* Supplied data
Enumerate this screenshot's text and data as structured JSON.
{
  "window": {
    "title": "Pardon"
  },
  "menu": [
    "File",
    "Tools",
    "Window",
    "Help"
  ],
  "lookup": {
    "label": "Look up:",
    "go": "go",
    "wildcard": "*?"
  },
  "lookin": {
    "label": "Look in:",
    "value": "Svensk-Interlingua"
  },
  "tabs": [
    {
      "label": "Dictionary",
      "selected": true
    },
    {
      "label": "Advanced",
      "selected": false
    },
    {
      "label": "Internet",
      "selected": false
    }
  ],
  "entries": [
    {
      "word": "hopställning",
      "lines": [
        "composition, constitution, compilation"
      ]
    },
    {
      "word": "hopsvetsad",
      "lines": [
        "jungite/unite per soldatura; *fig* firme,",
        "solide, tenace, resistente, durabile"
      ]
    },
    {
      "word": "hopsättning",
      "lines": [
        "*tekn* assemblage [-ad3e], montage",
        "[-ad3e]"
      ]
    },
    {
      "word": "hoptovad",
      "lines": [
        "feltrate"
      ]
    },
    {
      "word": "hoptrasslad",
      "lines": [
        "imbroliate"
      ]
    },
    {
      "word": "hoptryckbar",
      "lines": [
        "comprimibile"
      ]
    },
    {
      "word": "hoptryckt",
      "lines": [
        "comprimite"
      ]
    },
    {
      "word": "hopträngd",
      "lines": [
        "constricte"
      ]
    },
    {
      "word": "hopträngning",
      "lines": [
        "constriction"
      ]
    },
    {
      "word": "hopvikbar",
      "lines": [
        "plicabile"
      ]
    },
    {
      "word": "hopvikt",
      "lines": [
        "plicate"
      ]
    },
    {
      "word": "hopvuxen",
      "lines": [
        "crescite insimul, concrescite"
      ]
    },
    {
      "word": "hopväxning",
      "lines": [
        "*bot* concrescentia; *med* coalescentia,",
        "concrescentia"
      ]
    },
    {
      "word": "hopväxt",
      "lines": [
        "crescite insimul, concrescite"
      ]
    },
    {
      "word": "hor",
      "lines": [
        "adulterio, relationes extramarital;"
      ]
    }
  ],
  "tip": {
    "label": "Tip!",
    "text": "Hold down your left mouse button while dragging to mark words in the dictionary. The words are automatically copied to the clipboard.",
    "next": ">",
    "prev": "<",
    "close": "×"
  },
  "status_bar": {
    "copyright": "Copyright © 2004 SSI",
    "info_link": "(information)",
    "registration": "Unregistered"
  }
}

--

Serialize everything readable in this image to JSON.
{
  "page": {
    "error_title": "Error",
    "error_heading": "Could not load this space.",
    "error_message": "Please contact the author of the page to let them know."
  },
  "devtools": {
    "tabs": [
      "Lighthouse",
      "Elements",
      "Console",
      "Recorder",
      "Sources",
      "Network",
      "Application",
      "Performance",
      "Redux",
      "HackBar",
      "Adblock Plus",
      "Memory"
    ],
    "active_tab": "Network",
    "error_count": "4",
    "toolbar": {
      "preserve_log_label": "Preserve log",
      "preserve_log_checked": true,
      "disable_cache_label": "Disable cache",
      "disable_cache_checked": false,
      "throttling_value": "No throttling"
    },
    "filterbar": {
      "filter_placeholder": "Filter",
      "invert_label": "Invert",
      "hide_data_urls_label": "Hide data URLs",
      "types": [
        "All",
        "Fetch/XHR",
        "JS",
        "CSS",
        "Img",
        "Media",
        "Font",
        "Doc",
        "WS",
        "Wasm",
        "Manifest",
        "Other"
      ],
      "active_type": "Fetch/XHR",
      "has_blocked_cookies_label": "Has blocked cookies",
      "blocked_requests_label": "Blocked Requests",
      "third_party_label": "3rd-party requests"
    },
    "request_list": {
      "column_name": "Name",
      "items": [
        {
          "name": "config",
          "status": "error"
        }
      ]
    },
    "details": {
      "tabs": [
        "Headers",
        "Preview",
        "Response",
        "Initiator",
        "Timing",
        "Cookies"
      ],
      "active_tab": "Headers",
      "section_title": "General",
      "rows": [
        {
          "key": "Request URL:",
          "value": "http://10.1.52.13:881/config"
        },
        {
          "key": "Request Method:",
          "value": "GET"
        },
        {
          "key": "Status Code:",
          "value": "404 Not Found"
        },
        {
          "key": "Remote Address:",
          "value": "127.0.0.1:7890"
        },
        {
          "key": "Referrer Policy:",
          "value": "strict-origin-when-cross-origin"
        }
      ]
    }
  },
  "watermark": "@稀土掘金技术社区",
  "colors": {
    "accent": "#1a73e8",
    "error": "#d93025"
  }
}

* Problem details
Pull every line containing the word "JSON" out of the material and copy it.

* The completed task
Enumerate this screenshot's text and data as structured JSON.
Serialize everything readable in this image to JSON.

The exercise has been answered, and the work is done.